* **What you will do**
Your answer must restate the listing below word for word and contain no images.
────
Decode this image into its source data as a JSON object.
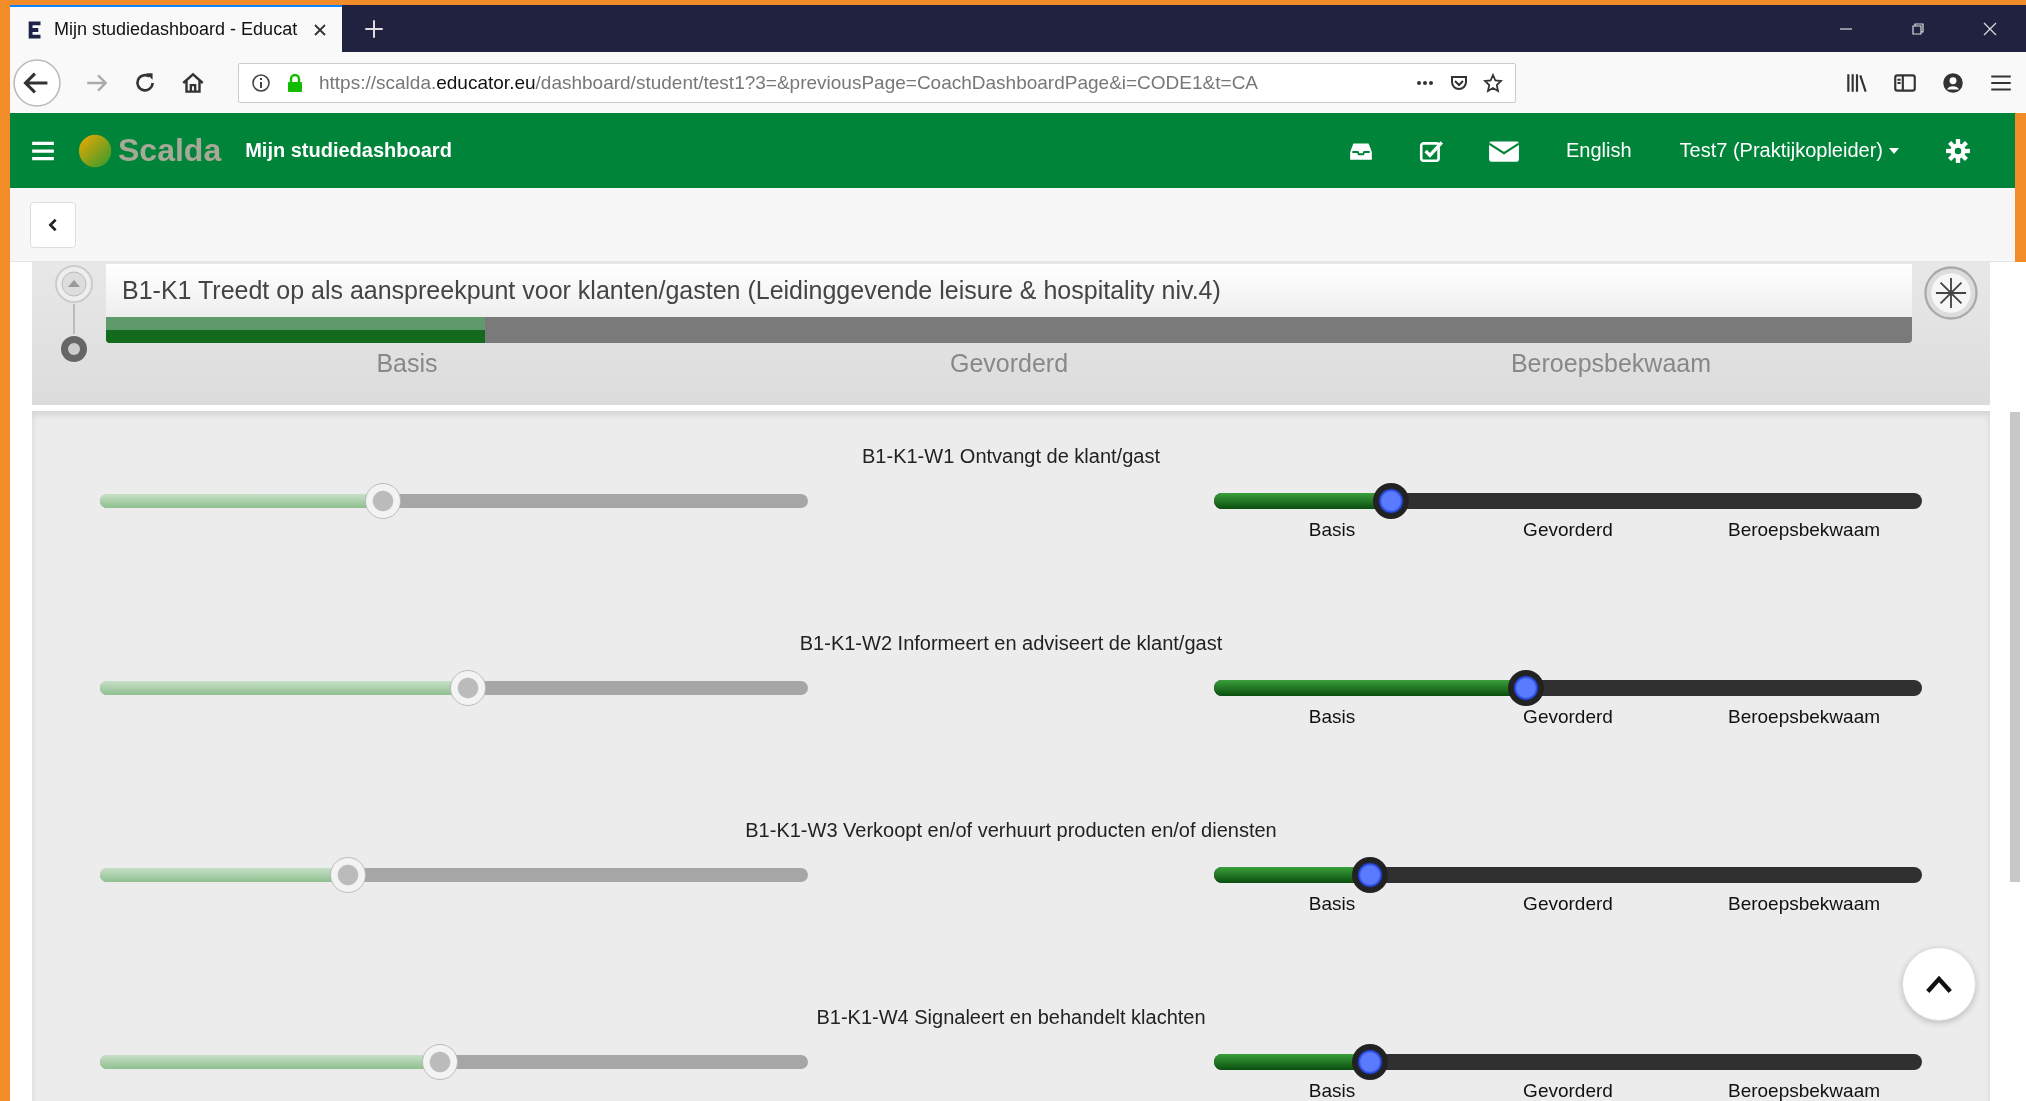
{
  "browser": {
    "tab_title": "Mijn studiedashboard - Educat",
    "url": {
      "scheme": "https://scalda.",
      "domain": "educator.eu",
      "path": "/dashboard/student/test1?3=&previousPage=CoachDashboardPage&i=CODE1&t=CA"
    }
  },
  "header": {
    "logo_text": "Scalda",
    "title": "Mijn studiedashboard",
    "language": "English",
    "user": "Test7 (Praktijkopleider)"
  },
  "competency": {
    "title": "B1-K1 Treedt op als aanspreekpunt voor klanten/gasten (Leidinggevende leisure & hospitality niv.4)",
    "level": 0.21,
    "scale": [
      "Basis",
      "Gevorderd",
      "Beroepsbekwaam"
    ]
  },
  "work_processes": [
    {
      "title": "B1-K1-W1 Ontvangt de klant/gast",
      "left_slider": {
        "level": 0.4
      },
      "right_slider": {
        "level": 0.25
      },
      "scale": [
        "Basis",
        "Gevorderd",
        "Beroepsbekwaam"
      ]
    },
    {
      "title": "B1-K1-W2 Informeert en adviseert de klant/gast",
      "left_slider": {
        "level": 0.52
      },
      "right_slider": {
        "level": 0.44
      },
      "scale": [
        "Basis",
        "Gevorderd",
        "Beroepsbekwaam"
      ]
    },
    {
      "title": "B1-K1-W3 Verkoopt en/of verhuurt producten en/of diensten",
      "left_slider": {
        "level": 0.35
      },
      "right_slider": {
        "level": 0.22
      },
      "scale": [
        "Basis",
        "Gevorderd",
        "Beroepsbekwaam"
      ]
    },
    {
      "title": "B1-K1-W4 Signaleert en behandelt klachten",
      "left_slider": {
        "level": 0.48
      },
      "right_slider": {
        "level": 0.22
      },
      "scale": [
        "Basis",
        "Gevorderd",
        "Beroepsbekwaam"
      ]
    }
  ]
}
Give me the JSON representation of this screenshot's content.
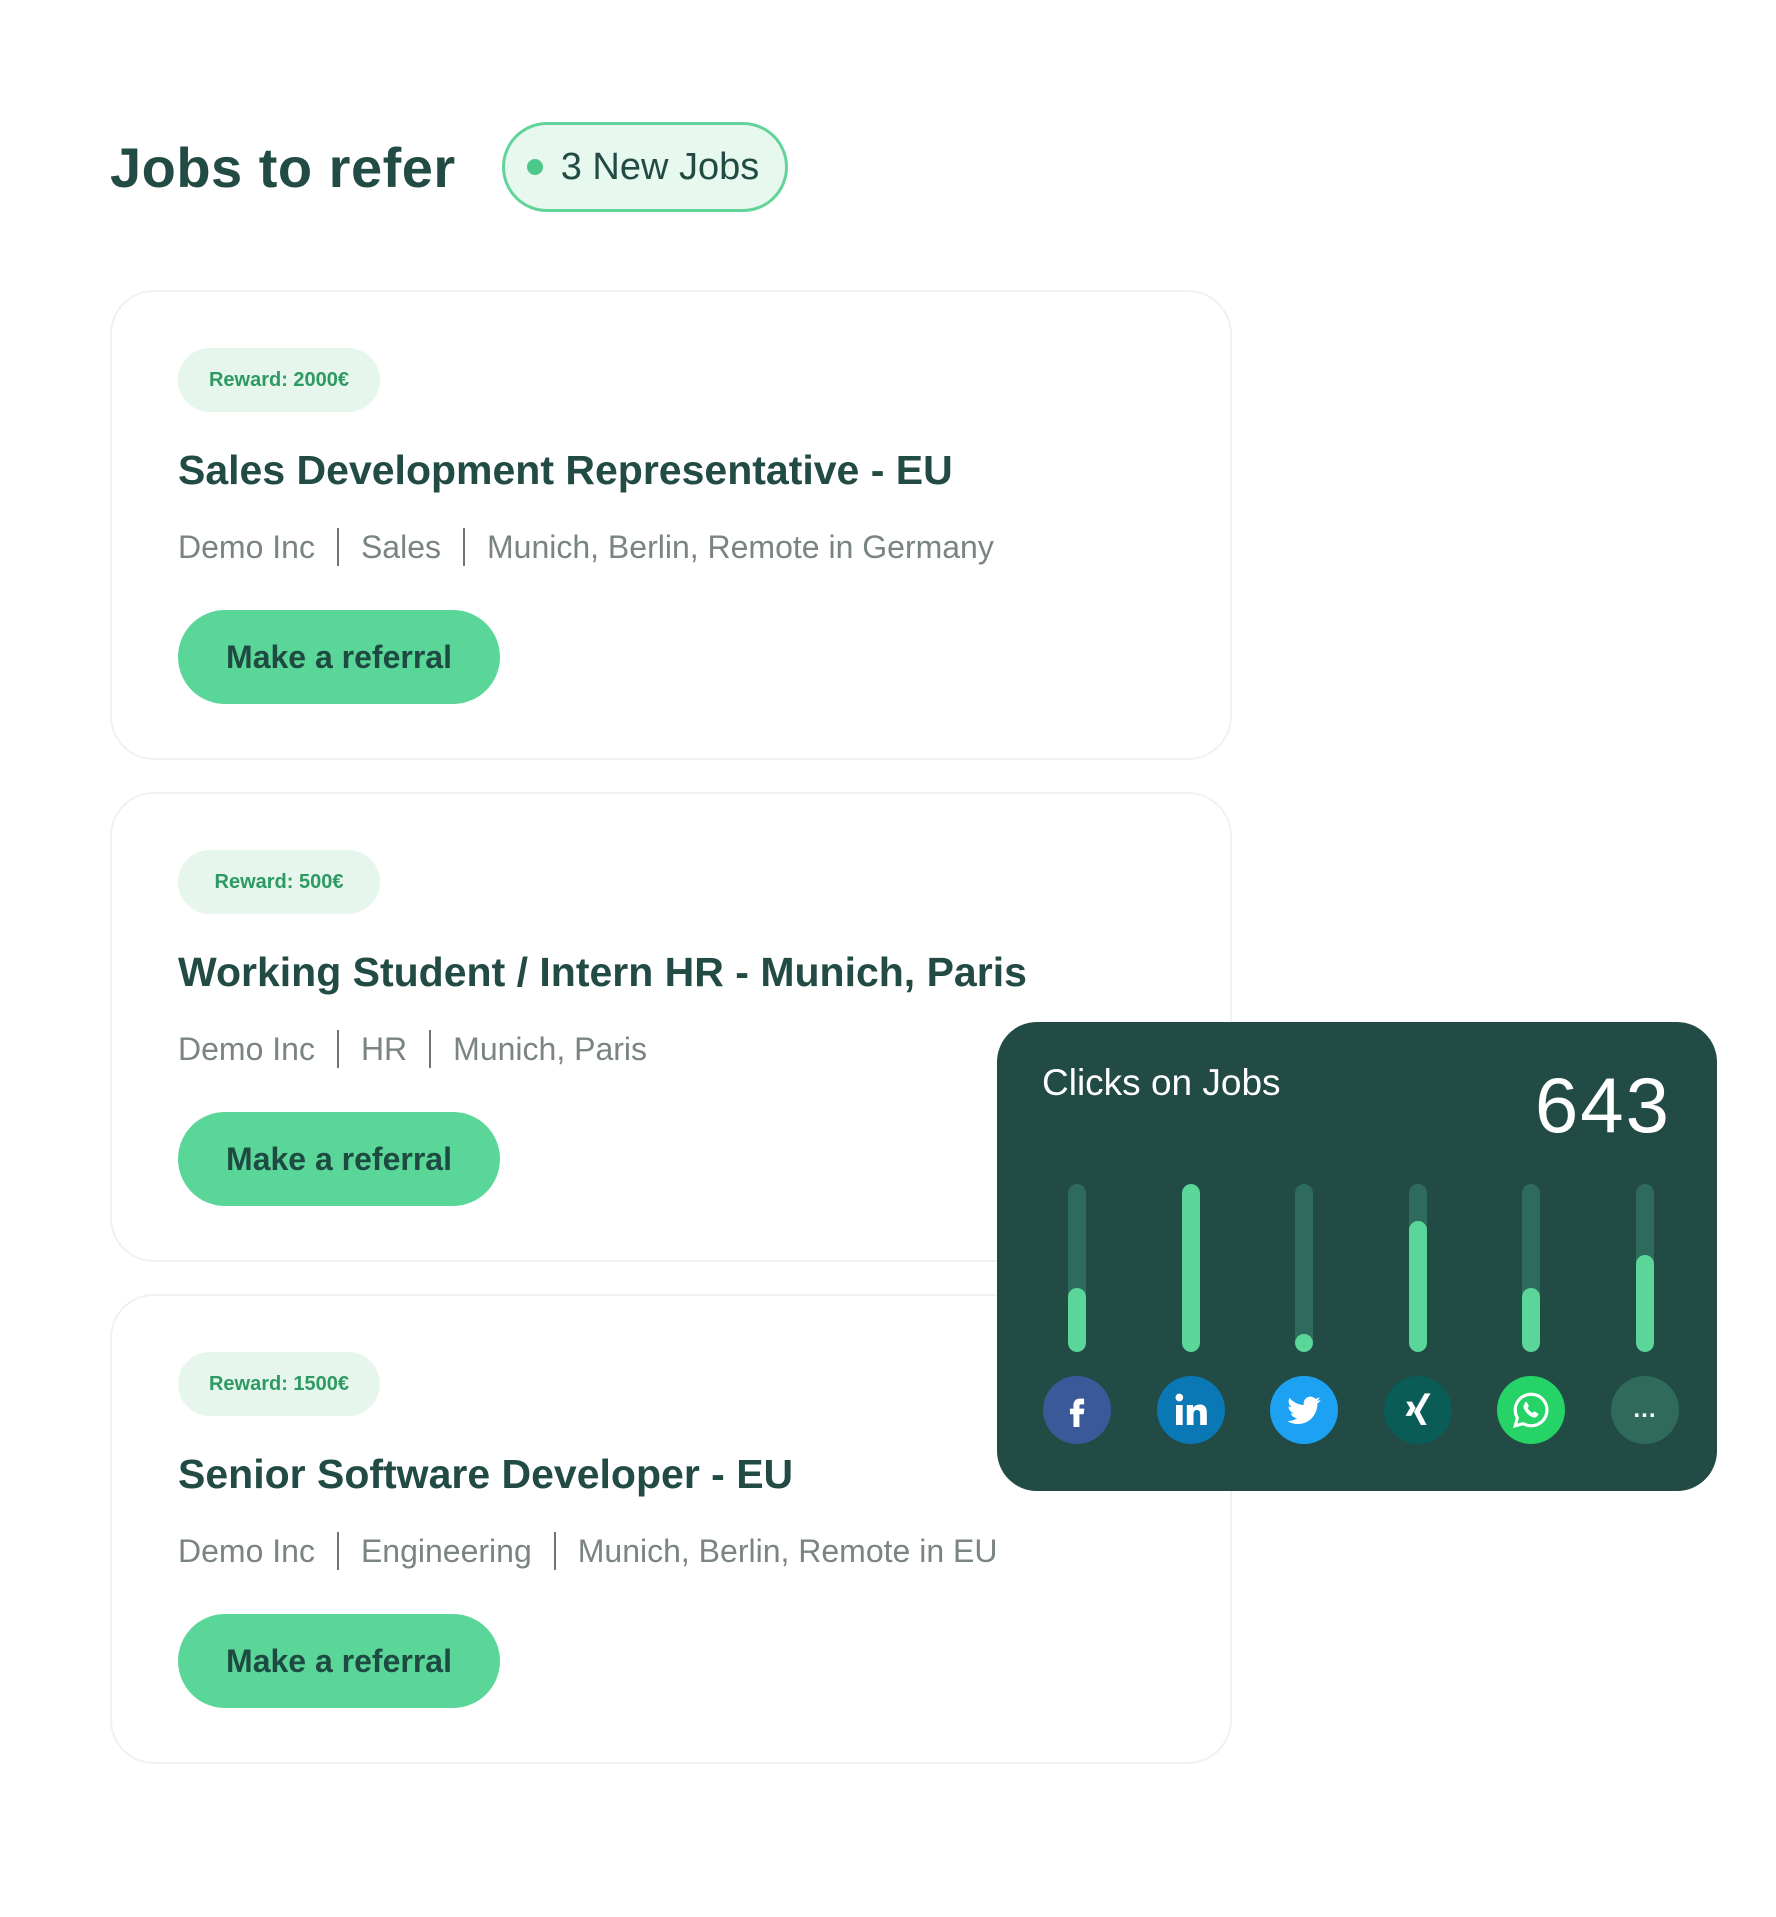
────
* **Written solution**
Decode this image into its source data as a JSON object.
{
  "browser": {
    "tab_title": "Mijn studiedashboard - Educat",
    "url": {
      "scheme": "https://scalda.",
      "domain": "educator.eu",
      "path": "/dashboard/student/test1?3=&previousPage=CoachDashboardPage&i=CODE1&t=CA"
    }
  },
  "header": {
    "logo_text": "Scalda",
    "title": "Mijn studiedashboard",
    "language": "English",
    "user": "Test7 (Praktijkopleider)"
  },
  "competency": {
    "title": "B1-K1 Treedt op als aanspreekpunt voor klanten/gasten (Leidinggevende leisure & hospitality niv.4)",
    "level": 0.21,
    "scale": [
      "Basis",
      "Gevorderd",
      "Beroepsbekwaam"
    ]
  },
  "work_processes": [
    {
      "title": "B1-K1-W1 Ontvangt de klant/gast",
      "left_slider": {
        "level": 0.4
      },
      "right_slider": {
        "level": 0.25
      },
      "scale": [
        "Basis",
        "Gevorderd",
        "Beroepsbekwaam"
      ]
    },
    {
      "title": "B1-K1-W2 Informeert en adviseert de klant/gast",
      "left_slider": {
        "level": 0.52
      },
      "right_slider": {
        "level": 0.44
      },
      "scale": [
        "Basis",
        "Gevorderd",
        "Beroepsbekwaam"
      ]
    },
    {
      "title": "B1-K1-W3 Verkoopt en/of verhuurt producten en/of diensten",
      "left_slider": {
        "level": 0.35
      },
      "right_slider": {
        "level": 0.22
      },
      "scale": [
        "Basis",
        "Gevorderd",
        "Beroepsbekwaam"
      ]
    },
    {
      "title": "B1-K1-W4 Signaleert en behandelt klachten",
      "left_slider": {
        "level": 0.48
      },
      "right_slider": {
        "level": 0.22
      },
      "scale": [
        "Basis",
        "Gevorderd",
        "Beroepsbekwaam"
      ]
    }
  ]
}
Give me the JSON representation of this screenshot's content.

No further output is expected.